What to do =
Where the string "icon" shows up in a line of the records, copy that line.

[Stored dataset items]
# # #
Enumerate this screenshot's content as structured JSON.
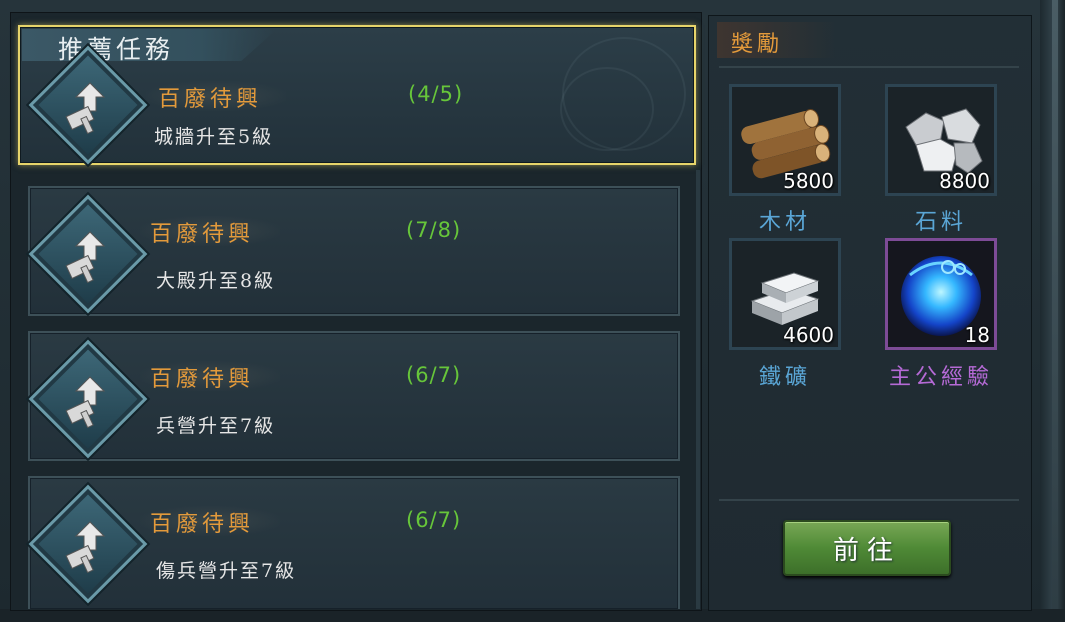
{
  "featured": {
    "header": "推薦任務",
    "name": "百廢待興",
    "progress": "(4/5)",
    "desc": "城牆升至5級"
  },
  "tasks": [
    {
      "name": "百廢待興",
      "progress": "(7/8)",
      "desc": "大殿升至8級"
    },
    {
      "name": "百廢待興",
      "progress": "(6/7)",
      "desc": "兵營升至7級"
    },
    {
      "name": "百廢待興",
      "progress": "(6/7)",
      "desc": "傷兵營升至7級"
    }
  ],
  "reward": {
    "title": "獎勵",
    "items": [
      {
        "icon": "wood-icon",
        "count": "5800",
        "label": "木材"
      },
      {
        "icon": "stone-icon",
        "count": "8800",
        "label": "石料"
      },
      {
        "icon": "iron-ore-icon",
        "count": "4600",
        "label": "鐵礦"
      },
      {
        "icon": "lord-exp-orb-icon",
        "count": "18",
        "label": "主公經驗"
      }
    ]
  },
  "go_button": "前往",
  "colors": {
    "accent_orange": "#e39a3b",
    "progress_green": "#67c63a",
    "highlight_gold": "#e7d46a",
    "label_blue": "#5aa6d6",
    "label_purple": "#b56ad6"
  }
}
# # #
Result =
        "icon": "wood-icon",
        "icon": "stone-icon",
        "icon": "iron-ore-icon",
        "icon": "lord-exp-orb-icon",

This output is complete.